Staff Writer

November 2, 2018


HACKENSACK – Incumbent Josh Gottheimer, a Democrat from the fifth district of New Jersey, will be facing voters for re-election for Congress against Republican challenger John McCann on the congressional ballot for the Nov. 6 midterm election. Gottheimer will be one of seven Democrats in the state up for re-election.

The fifth district, a Republican-leaning district,  covers half of Bergen County, including Hackensack and part of Teaneck, Passaic County, Sussex County, and Warren County. The congressional seat, which is up for election once every two years, had previously been taken by Republican Scott Garrett.

However, he lost his seat to freshman representative Gottheimer back in 2016. Now that Gottheimer will be on the ballot for the second time in his political career, there is a question that looms over New Jersey: Can a Democrat once again prevail in a Republican-leaning district, or can this be the one race in New Jersey that Republicans can flip?

Democrats have a slight edge over voter registrations in the district with 153,803 Democratic voters to 150,788 Republican voters, as per NJ Board of Elections. Unaffiliated  voters top both parties with 214,243. Registration numbers are a good indication for telling which party has an edge when it comes to identification, not when it comes to voting.  Not everyone votes in the same party that they identify with and not everyone who is registered actually turns out to vote.

The fifth district is a classic rural-suburban divide in the political atmosphere in America where Republicans have a strong edge in the rural part of the district, and Democrats edge out in the populous part of the county.

For either Gottheimer or McCann to win,  they must make sure their bases turn out strong in the respective county where they are likely to win. Despite the district leaning towards the Republicans in terms of the Republican to Democrat ratio (NJ-5 is 3.7 more Republican than the nation, as reported by FiveThirtyEight), either candidate in this district has a chance.
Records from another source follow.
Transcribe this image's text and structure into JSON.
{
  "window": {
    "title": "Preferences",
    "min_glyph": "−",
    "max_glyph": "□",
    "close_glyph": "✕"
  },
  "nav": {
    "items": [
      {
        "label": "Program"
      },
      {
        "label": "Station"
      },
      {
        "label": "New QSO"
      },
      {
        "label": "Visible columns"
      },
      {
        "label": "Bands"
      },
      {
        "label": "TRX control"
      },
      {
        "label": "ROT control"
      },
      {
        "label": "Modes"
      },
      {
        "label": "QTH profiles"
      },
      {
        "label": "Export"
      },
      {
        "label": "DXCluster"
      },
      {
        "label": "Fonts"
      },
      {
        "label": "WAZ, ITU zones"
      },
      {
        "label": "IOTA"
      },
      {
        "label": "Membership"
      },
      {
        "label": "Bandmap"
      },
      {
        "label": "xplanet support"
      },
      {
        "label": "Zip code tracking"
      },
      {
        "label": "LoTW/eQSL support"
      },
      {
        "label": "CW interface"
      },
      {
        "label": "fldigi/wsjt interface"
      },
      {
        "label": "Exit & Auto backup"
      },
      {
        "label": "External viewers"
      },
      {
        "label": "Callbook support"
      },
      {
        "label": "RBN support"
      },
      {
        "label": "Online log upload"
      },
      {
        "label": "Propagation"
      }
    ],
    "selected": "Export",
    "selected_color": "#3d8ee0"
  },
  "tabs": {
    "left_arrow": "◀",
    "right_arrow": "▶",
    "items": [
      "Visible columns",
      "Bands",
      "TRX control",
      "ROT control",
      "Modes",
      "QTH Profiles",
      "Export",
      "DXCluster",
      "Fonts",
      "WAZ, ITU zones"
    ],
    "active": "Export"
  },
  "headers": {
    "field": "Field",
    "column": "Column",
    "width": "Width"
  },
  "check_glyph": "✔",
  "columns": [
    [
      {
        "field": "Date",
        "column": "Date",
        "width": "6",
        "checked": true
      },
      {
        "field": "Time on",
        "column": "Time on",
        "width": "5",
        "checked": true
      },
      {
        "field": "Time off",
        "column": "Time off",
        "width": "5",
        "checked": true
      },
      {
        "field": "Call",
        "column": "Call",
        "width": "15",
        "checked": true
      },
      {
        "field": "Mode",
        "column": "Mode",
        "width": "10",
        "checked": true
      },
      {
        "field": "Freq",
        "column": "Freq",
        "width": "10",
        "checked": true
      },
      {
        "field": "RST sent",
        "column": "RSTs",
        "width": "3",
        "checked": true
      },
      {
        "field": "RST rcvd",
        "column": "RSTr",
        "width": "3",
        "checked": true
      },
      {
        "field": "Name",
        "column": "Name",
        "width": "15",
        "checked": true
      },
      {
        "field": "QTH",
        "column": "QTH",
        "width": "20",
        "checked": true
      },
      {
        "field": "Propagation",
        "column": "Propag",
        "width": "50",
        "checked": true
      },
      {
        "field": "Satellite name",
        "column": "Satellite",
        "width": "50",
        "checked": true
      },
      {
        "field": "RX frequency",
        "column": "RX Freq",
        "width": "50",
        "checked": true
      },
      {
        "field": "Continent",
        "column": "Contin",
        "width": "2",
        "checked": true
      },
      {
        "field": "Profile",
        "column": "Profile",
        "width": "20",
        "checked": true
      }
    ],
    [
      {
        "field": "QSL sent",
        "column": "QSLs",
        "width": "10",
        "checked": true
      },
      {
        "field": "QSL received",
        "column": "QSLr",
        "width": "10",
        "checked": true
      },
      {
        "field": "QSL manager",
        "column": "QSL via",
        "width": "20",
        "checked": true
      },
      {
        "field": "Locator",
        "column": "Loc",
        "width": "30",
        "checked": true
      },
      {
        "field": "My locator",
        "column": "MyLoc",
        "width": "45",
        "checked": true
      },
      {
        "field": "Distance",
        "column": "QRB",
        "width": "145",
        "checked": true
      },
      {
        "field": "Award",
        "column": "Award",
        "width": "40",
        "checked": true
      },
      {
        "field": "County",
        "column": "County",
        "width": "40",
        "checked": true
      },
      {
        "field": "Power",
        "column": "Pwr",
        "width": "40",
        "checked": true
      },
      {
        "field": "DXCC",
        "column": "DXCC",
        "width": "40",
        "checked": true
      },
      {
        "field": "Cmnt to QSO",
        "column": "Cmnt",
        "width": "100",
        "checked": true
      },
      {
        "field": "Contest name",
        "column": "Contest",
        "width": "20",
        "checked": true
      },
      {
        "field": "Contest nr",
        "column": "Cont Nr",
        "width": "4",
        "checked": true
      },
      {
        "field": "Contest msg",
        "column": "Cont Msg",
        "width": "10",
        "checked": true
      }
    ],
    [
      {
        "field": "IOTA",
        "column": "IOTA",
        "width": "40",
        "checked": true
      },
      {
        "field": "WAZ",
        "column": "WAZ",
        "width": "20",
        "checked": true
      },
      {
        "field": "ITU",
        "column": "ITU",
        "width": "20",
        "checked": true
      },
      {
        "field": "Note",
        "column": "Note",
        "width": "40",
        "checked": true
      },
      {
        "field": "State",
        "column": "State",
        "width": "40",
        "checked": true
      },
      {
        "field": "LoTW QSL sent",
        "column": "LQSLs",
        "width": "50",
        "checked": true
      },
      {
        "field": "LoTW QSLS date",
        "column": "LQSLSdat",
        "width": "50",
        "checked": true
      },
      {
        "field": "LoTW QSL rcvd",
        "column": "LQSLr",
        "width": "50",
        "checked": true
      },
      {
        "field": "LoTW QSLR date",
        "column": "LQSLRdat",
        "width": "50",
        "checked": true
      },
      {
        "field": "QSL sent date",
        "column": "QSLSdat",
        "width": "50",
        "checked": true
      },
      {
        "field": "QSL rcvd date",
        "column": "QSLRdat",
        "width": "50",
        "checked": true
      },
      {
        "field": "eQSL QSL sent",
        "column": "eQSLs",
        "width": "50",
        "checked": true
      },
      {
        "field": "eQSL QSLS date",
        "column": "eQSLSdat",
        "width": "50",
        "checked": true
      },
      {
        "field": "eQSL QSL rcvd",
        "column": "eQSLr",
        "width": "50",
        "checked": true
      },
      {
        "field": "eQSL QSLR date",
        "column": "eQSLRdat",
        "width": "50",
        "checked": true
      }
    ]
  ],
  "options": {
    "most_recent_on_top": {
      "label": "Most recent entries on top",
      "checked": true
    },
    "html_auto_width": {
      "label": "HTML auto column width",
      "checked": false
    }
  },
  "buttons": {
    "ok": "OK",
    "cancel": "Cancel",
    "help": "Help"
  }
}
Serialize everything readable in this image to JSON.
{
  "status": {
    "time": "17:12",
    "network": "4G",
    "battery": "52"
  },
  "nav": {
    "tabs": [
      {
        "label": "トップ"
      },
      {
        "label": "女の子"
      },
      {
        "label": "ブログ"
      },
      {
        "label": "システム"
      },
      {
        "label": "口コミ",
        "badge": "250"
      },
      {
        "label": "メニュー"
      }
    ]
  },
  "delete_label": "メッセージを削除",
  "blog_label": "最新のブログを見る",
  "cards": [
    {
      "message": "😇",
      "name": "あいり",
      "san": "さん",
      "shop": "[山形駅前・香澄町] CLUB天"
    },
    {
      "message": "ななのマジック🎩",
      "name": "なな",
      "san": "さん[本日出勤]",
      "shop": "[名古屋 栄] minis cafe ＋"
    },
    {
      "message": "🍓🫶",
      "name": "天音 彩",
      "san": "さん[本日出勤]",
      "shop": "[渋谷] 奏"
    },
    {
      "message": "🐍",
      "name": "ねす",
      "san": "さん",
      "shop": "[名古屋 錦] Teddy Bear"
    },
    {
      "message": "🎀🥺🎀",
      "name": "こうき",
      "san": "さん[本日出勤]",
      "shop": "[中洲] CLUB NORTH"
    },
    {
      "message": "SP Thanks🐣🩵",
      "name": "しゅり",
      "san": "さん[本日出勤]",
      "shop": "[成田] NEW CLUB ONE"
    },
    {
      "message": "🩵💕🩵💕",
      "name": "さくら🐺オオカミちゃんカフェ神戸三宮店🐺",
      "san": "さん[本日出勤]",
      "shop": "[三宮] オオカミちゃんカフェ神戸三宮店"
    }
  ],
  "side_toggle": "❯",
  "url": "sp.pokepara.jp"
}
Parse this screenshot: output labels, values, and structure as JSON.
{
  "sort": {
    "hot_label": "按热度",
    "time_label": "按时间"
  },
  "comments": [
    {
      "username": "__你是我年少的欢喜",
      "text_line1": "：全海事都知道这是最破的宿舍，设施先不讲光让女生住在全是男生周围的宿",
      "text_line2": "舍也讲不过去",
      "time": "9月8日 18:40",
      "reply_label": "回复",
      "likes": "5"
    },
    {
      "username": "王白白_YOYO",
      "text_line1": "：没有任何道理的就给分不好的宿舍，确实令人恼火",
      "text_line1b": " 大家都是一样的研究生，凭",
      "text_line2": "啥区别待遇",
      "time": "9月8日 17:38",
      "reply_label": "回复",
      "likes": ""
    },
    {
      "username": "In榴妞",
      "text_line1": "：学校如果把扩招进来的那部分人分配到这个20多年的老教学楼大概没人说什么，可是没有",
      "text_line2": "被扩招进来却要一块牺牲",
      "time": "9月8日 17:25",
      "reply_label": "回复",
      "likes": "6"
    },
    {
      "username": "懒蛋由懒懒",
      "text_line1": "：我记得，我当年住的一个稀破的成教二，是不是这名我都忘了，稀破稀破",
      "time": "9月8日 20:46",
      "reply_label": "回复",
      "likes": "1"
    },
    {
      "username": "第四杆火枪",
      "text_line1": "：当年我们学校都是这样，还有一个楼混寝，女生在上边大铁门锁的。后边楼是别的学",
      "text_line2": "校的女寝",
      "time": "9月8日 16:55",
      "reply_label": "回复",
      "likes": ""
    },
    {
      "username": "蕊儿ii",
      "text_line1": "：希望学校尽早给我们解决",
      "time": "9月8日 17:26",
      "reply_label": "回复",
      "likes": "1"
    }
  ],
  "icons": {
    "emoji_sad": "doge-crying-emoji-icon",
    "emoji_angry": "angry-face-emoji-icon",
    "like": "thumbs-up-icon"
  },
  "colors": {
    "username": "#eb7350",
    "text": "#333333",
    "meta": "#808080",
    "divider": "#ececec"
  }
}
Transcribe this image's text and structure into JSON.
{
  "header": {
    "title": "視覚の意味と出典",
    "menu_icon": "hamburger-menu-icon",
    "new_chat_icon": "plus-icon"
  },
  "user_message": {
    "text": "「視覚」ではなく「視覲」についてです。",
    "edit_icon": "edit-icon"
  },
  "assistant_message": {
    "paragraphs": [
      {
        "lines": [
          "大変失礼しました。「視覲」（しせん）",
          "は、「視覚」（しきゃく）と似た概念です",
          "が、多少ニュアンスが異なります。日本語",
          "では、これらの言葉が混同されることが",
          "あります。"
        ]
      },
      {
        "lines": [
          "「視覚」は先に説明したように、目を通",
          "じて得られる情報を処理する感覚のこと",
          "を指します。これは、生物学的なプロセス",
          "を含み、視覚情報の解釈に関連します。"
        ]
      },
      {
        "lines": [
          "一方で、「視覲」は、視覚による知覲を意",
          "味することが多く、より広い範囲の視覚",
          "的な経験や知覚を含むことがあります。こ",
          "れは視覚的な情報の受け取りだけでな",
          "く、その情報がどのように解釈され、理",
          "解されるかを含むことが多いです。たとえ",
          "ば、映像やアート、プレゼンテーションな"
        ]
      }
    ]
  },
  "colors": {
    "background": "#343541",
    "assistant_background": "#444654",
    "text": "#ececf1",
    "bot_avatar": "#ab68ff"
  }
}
While all of the political experts rate this seat as likely or safely Democratic, there are factors which remain to be seen that could tilt the race over to McCann’s hand in Nov. Are the people who voted for Gottheimer in 2016 likely to vote a different way or stay home on Nov. 6? Have disaffected Republicans returned to their base in a highly polarized climate? What will the turnout be on both sides? These questions are tough to answer which makes it harder to accurately predict races like NJ-5.

Another factor that goes along with turnout is straight ticket voting. This is when a voter votes for one party down the ballot. It has become more common to see in recent years, but it is not guaranteed to happen. A voter, who asked to remain anonymous, from Franklin Lakes, New Jersey already voted through the mail-in-ballot process. He was not shy in announcing his choice.

“I supported Hugin, Republicans all the way,” he said (Hugin is the Republican nominee for Senator).

Another voter, Jennifer Kaplinger from Hillsdale, New Jersey is very passionate about the election process.

“I’ve been very aware… I’ve always voted,” Kaplinger said, “I’m voting straight Democratic, I’m doing Gottheimer.”

John from Saddle River, who did not reveal his last name, has heard of both Gottheimer and McCann, but remains undecided.

Straight ticket voting works depending on turnout of the electorate. Increase of Republican turnout would benefit their chances of winning back the seat while an increase of Democratic turnout would better their chances of keeping the seat this midterm. Basically, NJ-5 depends on the turnout of the voters.